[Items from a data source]
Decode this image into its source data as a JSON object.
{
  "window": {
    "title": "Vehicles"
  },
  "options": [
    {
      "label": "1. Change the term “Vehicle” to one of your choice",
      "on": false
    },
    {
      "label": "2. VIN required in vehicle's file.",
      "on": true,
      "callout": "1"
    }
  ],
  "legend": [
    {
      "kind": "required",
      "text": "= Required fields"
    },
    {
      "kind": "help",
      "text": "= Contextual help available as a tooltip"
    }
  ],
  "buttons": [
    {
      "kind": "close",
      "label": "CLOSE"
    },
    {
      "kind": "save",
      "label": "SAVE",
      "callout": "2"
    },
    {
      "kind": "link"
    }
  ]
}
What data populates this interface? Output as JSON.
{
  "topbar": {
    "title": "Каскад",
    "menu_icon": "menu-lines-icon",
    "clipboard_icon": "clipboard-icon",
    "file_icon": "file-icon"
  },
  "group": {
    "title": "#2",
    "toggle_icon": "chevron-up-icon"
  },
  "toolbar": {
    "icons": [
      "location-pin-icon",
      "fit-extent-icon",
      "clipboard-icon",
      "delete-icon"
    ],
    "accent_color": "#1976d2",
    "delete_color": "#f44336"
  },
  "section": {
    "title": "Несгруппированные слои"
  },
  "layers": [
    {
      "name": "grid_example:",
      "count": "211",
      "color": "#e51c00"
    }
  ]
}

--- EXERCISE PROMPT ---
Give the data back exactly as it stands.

--- COMPLETED TASK ---
Decode this image into its source data as a JSON object.
{
  "window": {
    "title": "Vehicles"
  },
  "options": [
    {
      "label": "1. Change the term “Vehicle” to one of your choice",
      "on": false
    },
    {
      "label": "2. VIN required in vehicle's file.",
      "on": true,
      "callout": "1"
    }
  ],
  "legend": [
    {
      "kind": "required",
      "text": "= Required fields"
    },
    {
      "kind": "help",
      "text": "= Contextual help available as a tooltip"
    }
  ],
  "buttons": [
    {
      "kind": "close",
      "label": "CLOSE"
    },
    {
      "kind": "save",
      "label": "SAVE",
      "callout": "2"
    },
    {
      "kind": "link"
    }
  ]
}
What data populates this interface? Output as JSON.
{
  "topbar": {
    "title": "Каскад",
    "menu_icon": "menu-lines-icon",
    "clipboard_icon": "clipboard-icon",
    "file_icon": "file-icon"
  },
  "group": {
    "title": "#2",
    "toggle_icon": "chevron-up-icon"
  },
  "toolbar": {
    "icons": [
      "location-pin-icon",
      "fit-extent-icon",
      "clipboard-icon",
      "delete-icon"
    ],
    "accent_color": "#1976d2",
    "delete_color": "#f44336"
  },
  "section": {
    "title": "Несгруппированные слои"
  },
  "layers": [
    {
      "name": "grid_example:",
      "count": "211",
      "color": "#e51c00"
    }
  ]
}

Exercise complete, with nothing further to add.